Now, cigarette companies have something of an image problem, an image problem caused by the fact that their product tends to kill people. And they're facing tougher and tougher restriction. But this isn't the first time they've passed through hardship. Tate uncovers the fight against tobacco between 1890 and 1930, drawing on archives and histories to weave together the feints and attacks in this story. Progressive reformers and religious fundamentalists actually united to fight smoking--and there's an alliance you don't see a lot today. I was immediately curious about what led to the collapse of this effort: it was World War I, where millions of soldiers took up the habit, and cigarettes became associated with freedom, modernity, and sophistication. So really, all Big Tobacco needs to get back on top is one good war. It sounds interesting, though if I was given a choice of nonfiction to read for my own amusement, I'd probably gravitate towards Gould or the food book.
In the life of cities / edited by Mohsen Mostafavi, Harvard University, Graduate School of Design.
It feels like we've come full circle, with a book on, if not architecture, then certainly city design. I can't find anything as useful as a table of contents, but the general conceit here is that Mostafavi asked two dozen architects and designers what the relationship is between the design of a city and the life engendered by that design. Whatever the answers are, I can at least say that Sao Paulo, Houston, Paris, Jakarta, and Mumbai are involved. Obviously, there is a connection; in Saskatoon, the distance between places and the way the transport system is optimized for driving calls for a particular way of life. Likewise, Toronto has so many battles over bikes and cars because its sheer population density requires a design that optimizes that density. So the question isn't whether there is a connection, but what sort of connections can exist.
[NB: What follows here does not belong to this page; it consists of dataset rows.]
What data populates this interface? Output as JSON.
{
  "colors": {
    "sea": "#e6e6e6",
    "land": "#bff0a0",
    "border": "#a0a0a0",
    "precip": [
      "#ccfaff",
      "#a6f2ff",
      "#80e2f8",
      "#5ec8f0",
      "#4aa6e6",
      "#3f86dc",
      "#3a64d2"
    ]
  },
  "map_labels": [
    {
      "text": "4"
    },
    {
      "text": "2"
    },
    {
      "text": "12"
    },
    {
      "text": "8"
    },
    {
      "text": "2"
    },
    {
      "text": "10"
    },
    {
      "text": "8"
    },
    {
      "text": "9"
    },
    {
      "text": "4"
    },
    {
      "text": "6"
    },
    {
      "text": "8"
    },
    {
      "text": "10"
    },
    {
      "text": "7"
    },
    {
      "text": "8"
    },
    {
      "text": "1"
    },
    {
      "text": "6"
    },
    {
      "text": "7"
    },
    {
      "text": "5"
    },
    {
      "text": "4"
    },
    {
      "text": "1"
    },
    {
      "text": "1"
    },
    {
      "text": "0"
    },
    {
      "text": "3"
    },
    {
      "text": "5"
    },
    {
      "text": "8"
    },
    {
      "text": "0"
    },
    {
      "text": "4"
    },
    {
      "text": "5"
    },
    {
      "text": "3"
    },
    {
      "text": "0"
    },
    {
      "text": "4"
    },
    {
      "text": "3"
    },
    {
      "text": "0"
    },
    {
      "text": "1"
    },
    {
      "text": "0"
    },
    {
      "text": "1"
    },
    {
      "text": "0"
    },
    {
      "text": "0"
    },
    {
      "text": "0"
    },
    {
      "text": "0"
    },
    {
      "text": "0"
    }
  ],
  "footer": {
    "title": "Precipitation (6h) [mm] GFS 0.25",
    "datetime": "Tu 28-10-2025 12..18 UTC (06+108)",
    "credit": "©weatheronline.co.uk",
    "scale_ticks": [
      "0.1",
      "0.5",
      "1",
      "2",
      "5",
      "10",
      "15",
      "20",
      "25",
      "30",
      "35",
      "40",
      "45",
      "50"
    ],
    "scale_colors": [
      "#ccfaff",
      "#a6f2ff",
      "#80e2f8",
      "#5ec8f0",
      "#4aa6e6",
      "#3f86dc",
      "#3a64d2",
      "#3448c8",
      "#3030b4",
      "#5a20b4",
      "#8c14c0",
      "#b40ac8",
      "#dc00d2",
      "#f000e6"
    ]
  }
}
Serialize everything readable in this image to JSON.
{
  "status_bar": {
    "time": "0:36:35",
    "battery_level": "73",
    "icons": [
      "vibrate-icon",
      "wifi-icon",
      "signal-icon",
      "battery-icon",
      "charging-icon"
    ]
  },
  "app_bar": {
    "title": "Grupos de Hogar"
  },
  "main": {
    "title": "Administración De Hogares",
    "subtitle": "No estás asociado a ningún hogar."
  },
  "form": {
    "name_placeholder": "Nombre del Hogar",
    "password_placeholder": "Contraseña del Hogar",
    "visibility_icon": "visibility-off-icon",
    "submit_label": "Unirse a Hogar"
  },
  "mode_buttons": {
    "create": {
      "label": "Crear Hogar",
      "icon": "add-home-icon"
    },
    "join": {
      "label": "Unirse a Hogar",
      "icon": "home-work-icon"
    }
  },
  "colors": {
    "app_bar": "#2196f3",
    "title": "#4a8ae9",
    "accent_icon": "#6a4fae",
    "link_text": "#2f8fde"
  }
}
Sounds interesting. Too bad no one seems to be particularly interested in answering that in the online material.
That's it for this week. See you next time.